▶ _WHAT YOU SHOULD DO_
If the records include pictures, omit them and set down everything else verbatim.

▶ _RECORDS PROVIDED_
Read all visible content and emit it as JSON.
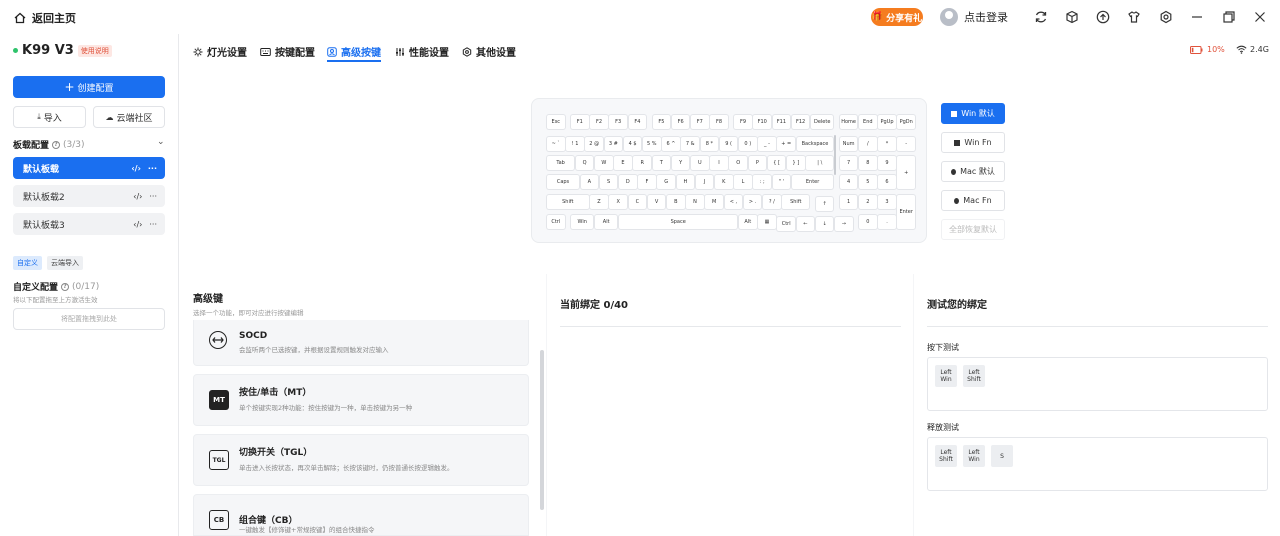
{
  "topbar": {
    "back_label": "返回主页",
    "share_label": "分享有礼",
    "login_label": "点击登录",
    "icons": [
      "sync-icon",
      "cube-icon",
      "upload-icon",
      "shirt-icon",
      "gear-icon",
      "minimize-icon",
      "restore-icon",
      "close-icon"
    ]
  },
  "device": {
    "name": "K99 V3",
    "badge": "使用说明"
  },
  "sidebar": {
    "create_label": "创建配置",
    "import_label": "导入",
    "cloud_label": "云端社区",
    "profiles_title": "板载配置",
    "profiles_count": "(3/3)",
    "profiles": [
      {
        "label": "默认板载",
        "active": true
      },
      {
        "label": "默认板载2",
        "active": false
      },
      {
        "label": "默认板载3",
        "active": false
      }
    ],
    "tag_custom": "自定义",
    "tag_cloud_import": "云端导入",
    "custom_title": "自定义配置",
    "custom_count": "(0/17)",
    "custom_hint": "将以下配置拖至上方激活生效",
    "drop_hint": "将配置拖拽到此处"
  },
  "tabs": [
    {
      "label": "灯光设置",
      "icon": "sun-icon",
      "active": false
    },
    {
      "label": "按键配置",
      "icon": "keyboard-icon",
      "active": false
    },
    {
      "label": "高级按键",
      "icon": "user-key-icon",
      "active": true
    },
    {
      "label": "性能设置",
      "icon": "sliders-icon",
      "active": false
    },
    {
      "label": "其他设置",
      "icon": "settings-icon",
      "active": false
    }
  ],
  "status": {
    "battery": "10%",
    "wireless": "2.4G"
  },
  "os_buttons": {
    "win_default": "Win 默认",
    "win_fn": "Win Fn",
    "mac_default": "Mac 默认",
    "mac_fn": "Mac Fn",
    "restore_all": "全部恢复默认"
  },
  "keys": {
    "row1": [
      "Esc",
      "F1",
      "F2",
      "F3",
      "F4",
      "F5",
      "F6",
      "F7",
      "F8",
      "F9",
      "F10",
      "F11",
      "F12",
      "Delete",
      "Home",
      "End",
      "PgUp",
      "PgDn"
    ],
    "row2": [
      "~ `",
      "! 1",
      "2 @",
      "3 #",
      "4 $",
      "5 %",
      "6 ^",
      "7 &",
      "8 *",
      "9 (",
      "0 )",
      "_ -",
      "+ =",
      "Backspace",
      "Num",
      "/",
      "*",
      "-"
    ],
    "row3": [
      "Tab",
      "Q",
      "W",
      "E",
      "R",
      "T",
      "Y",
      "U",
      "I",
      "O",
      "P",
      "{ [",
      "} ]",
      "| \\",
      "7",
      "8",
      "9"
    ],
    "row4": [
      "Caps",
      "A",
      "S",
      "D",
      "F",
      "G",
      "H",
      "J",
      "K",
      "L",
      ": ;",
      "\" '",
      "Enter",
      "4",
      "5",
      "6"
    ],
    "row5": [
      "Shift",
      "Z",
      "X",
      "C",
      "V",
      "B",
      "N",
      "M",
      "< ,",
      "> .",
      "? /",
      "Shift",
      "↑",
      "1",
      "2",
      "3"
    ],
    "row6": [
      "Ctrl",
      "Win",
      "Alt",
      "Space",
      "Alt",
      "Ctrl",
      "←",
      "↓",
      "→",
      "0",
      "."
    ],
    "numpad_plus": "+",
    "numpad_enter": "Enter"
  },
  "advanced": {
    "title": "高级键",
    "subtitle": "选择一个功能，即可对应进行按键编辑",
    "items": [
      {
        "icon_label": "",
        "title": "SOCD",
        "desc": "会监听两个已选按键，并根据设置规则触发对应输入"
      },
      {
        "icon_label": "MT",
        "title": "按住/单击（MT）",
        "desc": "单个按键实现2种功能：按住按键为一种，单击按键为另一种"
      },
      {
        "icon_label": "TGL",
        "title": "切换开关（TGL）",
        "desc": "单击进入长按状态，再次单击解除；长按该键时，仍按普通长按逻辑触发。"
      },
      {
        "icon_label": "CB",
        "title": "组合键（CB）",
        "desc": "一键触发【修饰键+常规按键】的组合快捷指令"
      }
    ]
  },
  "binding": {
    "title": "当前绑定 0/40"
  },
  "test": {
    "title": "测试您的绑定",
    "press_label": "按下测试",
    "press_keys": [
      "Left Win",
      "Left Shift"
    ],
    "release_label": "释放测试",
    "release_keys": [
      "Left Shift",
      "Left Win",
      "S"
    ]
  },
  "colors": {
    "accent": "#1a6ff0",
    "share": "#f57c1f",
    "battery": "#e0523b",
    "online": "#2ec36b"
  }
}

▶ _YOUR SOLUTION_
Read all visible content and emit it as JSON.
{
  "topbar": {
    "back_label": "返回主页",
    "share_label": "分享有礼",
    "login_label": "点击登录",
    "icons": [
      "sync-icon",
      "cube-icon",
      "upload-icon",
      "shirt-icon",
      "gear-icon",
      "minimize-icon",
      "restore-icon",
      "close-icon"
    ]
  },
  "device": {
    "name": "K99 V3",
    "badge": "使用说明"
  },
  "sidebar": {
    "create_label": "创建配置",
    "import_label": "导入",
    "cloud_label": "云端社区",
    "profiles_title": "板载配置",
    "profiles_count": "(3/3)",
    "profiles": [
      {
        "label": "默认板载",
        "active": true
      },
      {
        "label": "默认板载2",
        "active": false
      },
      {
        "label": "默认板载3",
        "active": false
      }
    ],
    "tag_custom": "自定义",
    "tag_cloud_import": "云端导入",
    "custom_title": "自定义配置",
    "custom_count": "(0/17)",
    "custom_hint": "将以下配置拖至上方激活生效",
    "drop_hint": "将配置拖拽到此处"
  },
  "tabs": [
    {
      "label": "灯光设置",
      "icon": "sun-icon",
      "active": false
    },
    {
      "label": "按键配置",
      "icon": "keyboard-icon",
      "active": false
    },
    {
      "label": "高级按键",
      "icon": "user-key-icon",
      "active": true
    },
    {
      "label": "性能设置",
      "icon": "sliders-icon",
      "active": false
    },
    {
      "label": "其他设置",
      "icon": "settings-icon",
      "active": false
    }
  ],
  "status": {
    "battery": "10%",
    "wireless": "2.4G"
  },
  "os_buttons": {
    "win_default": "Win 默认",
    "win_fn": "Win Fn",
    "mac_default": "Mac 默认",
    "mac_fn": "Mac Fn",
    "restore_all": "全部恢复默认"
  },
  "keys": {
    "row1": [
      "Esc",
      "F1",
      "F2",
      "F3",
      "F4",
      "F5",
      "F6",
      "F7",
      "F8",
      "F9",
      "F10",
      "F11",
      "F12",
      "Delete",
      "Home",
      "End",
      "PgUp",
      "PgDn"
    ],
    "row2": [
      "~ `",
      "! 1",
      "2 @",
      "3 #",
      "4 $",
      "5 %",
      "6 ^",
      "7 &",
      "8 *",
      "9 (",
      "0 )",
      "_ -",
      "+ =",
      "Backspace",
      "Num",
      "/",
      "*",
      "-"
    ],
    "row3": [
      "Tab",
      "Q",
      "W",
      "E",
      "R",
      "T",
      "Y",
      "U",
      "I",
      "O",
      "P",
      "{ [",
      "} ]",
      "| \\",
      "7",
      "8",
      "9"
    ],
    "row4": [
      "Caps",
      "A",
      "S",
      "D",
      "F",
      "G",
      "H",
      "J",
      "K",
      "L",
      ": ;",
      "\" '",
      "Enter",
      "4",
      "5",
      "6"
    ],
    "row5": [
      "Shift",
      "Z",
      "X",
      "C",
      "V",
      "B",
      "N",
      "M",
      "< ,",
      "> .",
      "? /",
      "Shift",
      "↑",
      "1",
      "2",
      "3"
    ],
    "row6": [
      "Ctrl",
      "Win",
      "Alt",
      "Space",
      "Alt",
      "Ctrl",
      "←",
      "↓",
      "→",
      "0",
      "."
    ],
    "numpad_plus": "+",
    "numpad_enter": "Enter"
  },
  "advanced": {
    "title": "高级键",
    "subtitle": "选择一个功能，即可对应进行按键编辑",
    "items": [
      {
        "icon_label": "",
        "title": "SOCD",
        "desc": "会监听两个已选按键，并根据设置规则触发对应输入"
      },
      {
        "icon_label": "MT",
        "title": "按住/单击（MT）",
        "desc": "单个按键实现2种功能：按住按键为一种，单击按键为另一种"
      },
      {
        "icon_label": "TGL",
        "title": "切换开关（TGL）",
        "desc": "单击进入长按状态，再次单击解除；长按该键时，仍按普通长按逻辑触发。"
      },
      {
        "icon_label": "CB",
        "title": "组合键（CB）",
        "desc": "一键触发【修饰键+常规按键】的组合快捷指令"
      }
    ]
  },
  "binding": {
    "title": "当前绑定 0/40"
  },
  "test": {
    "title": "测试您的绑定",
    "press_label": "按下测试",
    "press_keys": [
      "Left Win",
      "Left Shift"
    ],
    "release_label": "释放测试",
    "release_keys": [
      "Left Shift",
      "Left Win",
      "S"
    ]
  },
  "colors": {
    "accent": "#1a6ff0",
    "share": "#f57c1f",
    "battery": "#e0523b",
    "online": "#2ec36b"
  }
}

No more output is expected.